    Phrase 7: ‘Overtrack in walk’

    Overtracking is when the hindlimb lands in front of the print of the forelimb.

    In walk, a longer hindlimb stride occurs if the limb becomes longer through extension/flexion of the back and rotation of the pelvis. So a young horse with a very unstable, loose and flexible back is more likely to have a longer hindlimb stride with lots of overtrack.

    But a horse trained correctly to grand prix level will have a very stable, well-muscled back. He is therefore likely to have less overtrack and a less extravagant walk.

    Because of this stability and muscle development, his back moves through a smaller range of motion each stride.

    The mechanics of motion

    Biomechanics expert Hilary Clayton MRCVS says research is changing the sport of dressage — both in terms of understanding the horse’s performance and limitations, and with regard to the rules of how the gaits and movements should be performed.

    “Slow motion and freeze-frame photography have revealed details of the horse’s locomotion that our naked eye is unable to appreciate,” says Hilary. “Using this technology, dressage paces and movements have been analysed in exquisite detail — sometimes revealing findings that differ from traditional beliefs.

    “An early realisation was that, even though the movements of a diagonal pair of legs are synchronised, the hooves do not necessarily contact the ground simultaneously in either trot or canter. In trot, horses showing uphill balance tend to make contact with the hind hoof first, whereas a front-first sequence is often associated with being on the forehand.

    “In canter, the diagonal footfall sequence differs according to the type of canter and stage of training.

    “The rhythm of the canter pirouette strides has been a controversial topic. Slow motion analysis indicates a 4-beat rhythm, with the footfall of the inside hind preceding that of the outside front.

    “If you see a pirouette photo with both hind hooves on the ground and both front hooves in the air, there can be no doubt that the canter has 4 beats.”

    Challenging conventional wisdom

    “Another area of discussion has been the presence — or not — of an aerial phase in piaffe,” continues Hilary.

    “When slow motion studies of piaffe in Olympic competitors failed to show an aerial phase, the findings were not universally accepted.

    “To investigate further, I made recordings of horses at the Spanish Riding School of Vienna. The result was the same: no aerial phase.

    “From a biomechanical standpoint, this makes sense. In order to leap into an aerial phase the horse must extend [straighten] the joints of the hindlegs, which is not compatible with maintaining the lowered position of the croup that is required in a good piaffe.

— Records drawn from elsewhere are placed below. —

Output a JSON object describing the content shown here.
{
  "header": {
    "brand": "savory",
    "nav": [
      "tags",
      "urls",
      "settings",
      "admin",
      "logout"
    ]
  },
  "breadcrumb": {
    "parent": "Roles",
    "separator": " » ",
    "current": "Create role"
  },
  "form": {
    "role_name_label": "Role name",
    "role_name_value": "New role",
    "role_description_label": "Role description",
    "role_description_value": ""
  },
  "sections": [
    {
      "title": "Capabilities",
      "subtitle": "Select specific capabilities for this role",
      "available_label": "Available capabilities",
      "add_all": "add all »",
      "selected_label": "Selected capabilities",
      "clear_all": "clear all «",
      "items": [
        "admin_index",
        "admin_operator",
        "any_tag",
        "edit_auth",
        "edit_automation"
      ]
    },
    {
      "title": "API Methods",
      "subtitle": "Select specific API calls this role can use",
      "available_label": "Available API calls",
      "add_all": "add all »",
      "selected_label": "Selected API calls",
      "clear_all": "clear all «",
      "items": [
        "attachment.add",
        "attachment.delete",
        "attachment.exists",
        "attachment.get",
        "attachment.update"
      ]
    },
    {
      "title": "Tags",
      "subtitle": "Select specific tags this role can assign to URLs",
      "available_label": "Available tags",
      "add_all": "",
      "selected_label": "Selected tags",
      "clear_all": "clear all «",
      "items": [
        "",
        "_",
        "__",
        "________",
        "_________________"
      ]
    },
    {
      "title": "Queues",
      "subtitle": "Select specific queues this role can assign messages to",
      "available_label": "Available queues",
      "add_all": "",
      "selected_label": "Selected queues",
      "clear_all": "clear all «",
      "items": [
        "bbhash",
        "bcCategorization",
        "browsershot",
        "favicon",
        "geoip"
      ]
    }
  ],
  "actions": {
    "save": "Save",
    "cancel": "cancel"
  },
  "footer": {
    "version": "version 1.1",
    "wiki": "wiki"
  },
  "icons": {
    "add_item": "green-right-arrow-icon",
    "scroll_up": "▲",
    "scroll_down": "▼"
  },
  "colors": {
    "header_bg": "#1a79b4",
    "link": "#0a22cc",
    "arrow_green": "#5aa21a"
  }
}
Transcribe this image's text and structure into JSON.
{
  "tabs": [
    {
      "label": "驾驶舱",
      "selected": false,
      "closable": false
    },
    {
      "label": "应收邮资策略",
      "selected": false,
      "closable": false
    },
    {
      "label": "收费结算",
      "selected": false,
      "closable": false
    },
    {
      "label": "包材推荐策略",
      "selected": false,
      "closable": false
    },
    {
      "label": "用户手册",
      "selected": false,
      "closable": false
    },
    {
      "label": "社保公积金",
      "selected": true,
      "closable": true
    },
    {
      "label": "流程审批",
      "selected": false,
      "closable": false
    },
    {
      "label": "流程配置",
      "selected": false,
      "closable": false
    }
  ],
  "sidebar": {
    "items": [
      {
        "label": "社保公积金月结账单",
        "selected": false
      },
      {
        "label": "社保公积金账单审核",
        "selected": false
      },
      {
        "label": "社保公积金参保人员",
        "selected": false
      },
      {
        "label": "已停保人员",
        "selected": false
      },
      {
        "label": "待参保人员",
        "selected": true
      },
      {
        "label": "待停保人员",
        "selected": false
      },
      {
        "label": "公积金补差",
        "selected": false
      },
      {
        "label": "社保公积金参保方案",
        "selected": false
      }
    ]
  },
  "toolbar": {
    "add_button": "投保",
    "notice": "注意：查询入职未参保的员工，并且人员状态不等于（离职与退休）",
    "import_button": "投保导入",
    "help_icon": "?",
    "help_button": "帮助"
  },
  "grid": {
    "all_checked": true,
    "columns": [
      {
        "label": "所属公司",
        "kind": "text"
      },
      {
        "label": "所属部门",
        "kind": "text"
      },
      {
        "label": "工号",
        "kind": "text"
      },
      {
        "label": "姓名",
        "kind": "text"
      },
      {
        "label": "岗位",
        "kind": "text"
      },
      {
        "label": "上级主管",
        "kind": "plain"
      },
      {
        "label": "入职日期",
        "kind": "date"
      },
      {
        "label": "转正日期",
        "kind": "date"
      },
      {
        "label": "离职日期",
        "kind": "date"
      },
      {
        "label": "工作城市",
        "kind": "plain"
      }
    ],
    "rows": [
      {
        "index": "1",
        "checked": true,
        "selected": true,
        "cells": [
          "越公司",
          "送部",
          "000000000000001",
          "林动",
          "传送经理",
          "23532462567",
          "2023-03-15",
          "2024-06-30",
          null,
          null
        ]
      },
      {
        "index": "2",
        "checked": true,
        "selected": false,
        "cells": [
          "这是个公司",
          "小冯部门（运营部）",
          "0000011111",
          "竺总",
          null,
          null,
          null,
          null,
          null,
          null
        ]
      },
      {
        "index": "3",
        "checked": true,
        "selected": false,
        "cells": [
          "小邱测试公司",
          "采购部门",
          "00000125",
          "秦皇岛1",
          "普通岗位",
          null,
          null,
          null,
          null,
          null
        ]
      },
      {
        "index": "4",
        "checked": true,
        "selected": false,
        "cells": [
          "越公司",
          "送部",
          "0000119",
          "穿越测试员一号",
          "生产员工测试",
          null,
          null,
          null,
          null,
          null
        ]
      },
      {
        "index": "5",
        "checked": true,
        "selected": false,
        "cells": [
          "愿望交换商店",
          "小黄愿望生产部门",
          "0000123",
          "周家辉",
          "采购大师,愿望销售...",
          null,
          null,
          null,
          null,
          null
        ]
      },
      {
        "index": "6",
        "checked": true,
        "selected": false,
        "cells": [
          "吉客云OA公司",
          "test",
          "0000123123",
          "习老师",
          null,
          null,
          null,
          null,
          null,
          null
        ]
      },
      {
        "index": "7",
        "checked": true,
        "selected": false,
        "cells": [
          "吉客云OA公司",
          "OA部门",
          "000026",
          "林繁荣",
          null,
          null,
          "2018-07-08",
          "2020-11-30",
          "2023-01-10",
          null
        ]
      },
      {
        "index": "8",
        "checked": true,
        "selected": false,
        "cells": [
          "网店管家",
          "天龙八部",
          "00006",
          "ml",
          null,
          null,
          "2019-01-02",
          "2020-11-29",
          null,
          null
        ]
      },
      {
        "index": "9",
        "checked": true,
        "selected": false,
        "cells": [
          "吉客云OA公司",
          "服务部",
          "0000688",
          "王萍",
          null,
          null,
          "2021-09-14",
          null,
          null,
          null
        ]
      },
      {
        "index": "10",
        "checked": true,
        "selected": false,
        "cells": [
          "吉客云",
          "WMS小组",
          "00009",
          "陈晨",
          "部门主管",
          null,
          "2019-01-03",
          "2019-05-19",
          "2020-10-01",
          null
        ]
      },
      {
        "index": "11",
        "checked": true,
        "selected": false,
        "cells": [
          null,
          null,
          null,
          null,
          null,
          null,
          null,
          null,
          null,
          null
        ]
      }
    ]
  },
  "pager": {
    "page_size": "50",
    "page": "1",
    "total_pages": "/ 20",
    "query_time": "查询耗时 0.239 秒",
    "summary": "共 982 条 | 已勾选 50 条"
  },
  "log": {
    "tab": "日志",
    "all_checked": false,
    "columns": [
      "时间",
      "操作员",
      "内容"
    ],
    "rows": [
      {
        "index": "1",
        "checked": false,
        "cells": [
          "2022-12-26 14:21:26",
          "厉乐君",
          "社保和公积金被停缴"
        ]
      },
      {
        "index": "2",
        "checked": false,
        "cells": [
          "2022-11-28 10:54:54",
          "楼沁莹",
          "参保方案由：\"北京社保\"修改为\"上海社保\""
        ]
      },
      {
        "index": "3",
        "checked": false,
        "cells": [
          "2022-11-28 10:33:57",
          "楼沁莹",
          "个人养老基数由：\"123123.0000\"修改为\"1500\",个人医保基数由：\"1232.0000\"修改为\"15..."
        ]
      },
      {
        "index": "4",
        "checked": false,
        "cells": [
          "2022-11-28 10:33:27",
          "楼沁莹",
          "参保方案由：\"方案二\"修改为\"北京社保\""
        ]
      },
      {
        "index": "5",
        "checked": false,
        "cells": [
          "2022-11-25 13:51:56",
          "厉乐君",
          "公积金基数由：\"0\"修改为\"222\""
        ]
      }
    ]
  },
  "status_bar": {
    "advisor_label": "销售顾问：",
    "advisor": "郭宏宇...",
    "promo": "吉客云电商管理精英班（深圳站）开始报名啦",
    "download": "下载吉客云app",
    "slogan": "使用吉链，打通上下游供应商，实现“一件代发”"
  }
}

    “There is no doubt that science can further our understanding of dressage,” she concludes. “The findings are sometimes unexpected, however, and may challenge conventional dressage wisdom. We must stay open-minded if we are to learn from the research and use the information to benefit the sport.”